As such, World Ducati Week is a great example of how to get motorcyclists excited about being…well, motorcyclists.
Ducati does this by having no shortage of events and spectacles for fans to enjoy, and while the venue is a race track, most of what makes World Ducati Week special doesn’t take place on the Misano Circuit itself.
Instead, the key to World Ducati Week’s success is the carnival atmosphere, that immerses attendees in the very best that the Ducati brand has to offer.
Ducati’s flat track race bike hasn’t really mimiced anything in the Italian company’s lineup, until now of course. Behold the first new model to the Scrambler Ducati brand, the Ducati Scrambler Flat Track Pro.
The big flat track news this weekend was Troy Bayliss breaking his leg while competing in the AMA Pro Flat Track race at the Sacramento Mile. The event was the Australian’s second outing with the American flat track scene, racing of course on his Lloyd Brothers Motorsports Ducati race bike.
Bayliss broke his leg while competing in the evening’s semi-final race, and according to the Australian, his foot was pointing the other way after it had been ensnarled with the track air fence. He will fly back to Australia for an operation to correct the injury, though it’s not clear when he will return to flat track racing.
We already know that Troy Bayliss will be making another return to racing this year, taking on five one-mile events on the AMA Pro Grand National Series. We also knew that Bayliss would be on a Lloyd Brothers Motorsports Ducati race bike, continuing the Australian’s link to the Italian brand.
Ducati has given us a glimpse of that flat-tracking machine, and to our surprise, it seems the folks in Bologna are looking to get some more marketing mileage out of the partnership, as Troy’s race bike is a spitting image of the Ducati Scrambler Full Throttle.
He may have retired from World Superbike racing, but that isn’t stopping Troy Bayliss from continuing his pursuit of checkered flags, as the Australian has confirmed his long-rumored move to the AMA Pro Grand National Series.
Bayliss will be racing on an 1,100, air-cooled, two-valve Lloyd Brothers Motorsports Ducati (no surprise there), as a teammate to Johnny Lewis. The former World Champion plans to contest all five mile-long racing events, with his first race being the Springfield Mile in Illinois on May 24th.

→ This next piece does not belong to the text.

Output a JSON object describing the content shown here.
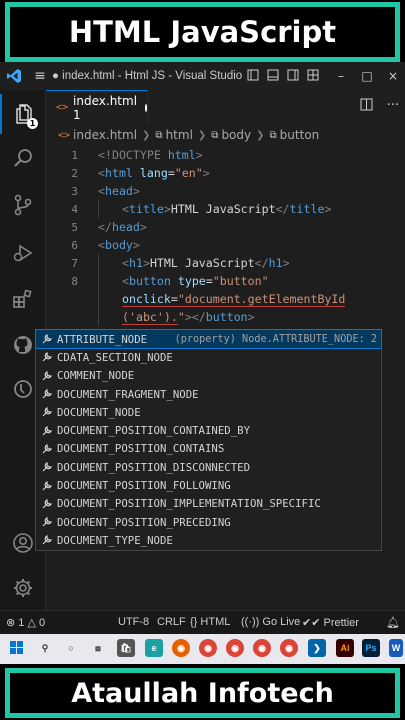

To paraphrase a little bit, Troy Bayliss is absolutely, positively, for reals this time, never going to race in World Superbikes again, or so said the 45-year-old Australian after he completed the second WSBK race in Thailand on Sunday.
Bayliss has been filling in for the injured Davide Giugliano on the Aruba.it Racing – Ducati Superbike factory squad, but it seems the three-time WSBK champion will call it quits here in Thailand.
The announcement also effectively squashes rumors that Bayliss would do a couple more races with Ducati, as Giugliano is pegged to be absent for two more rounds.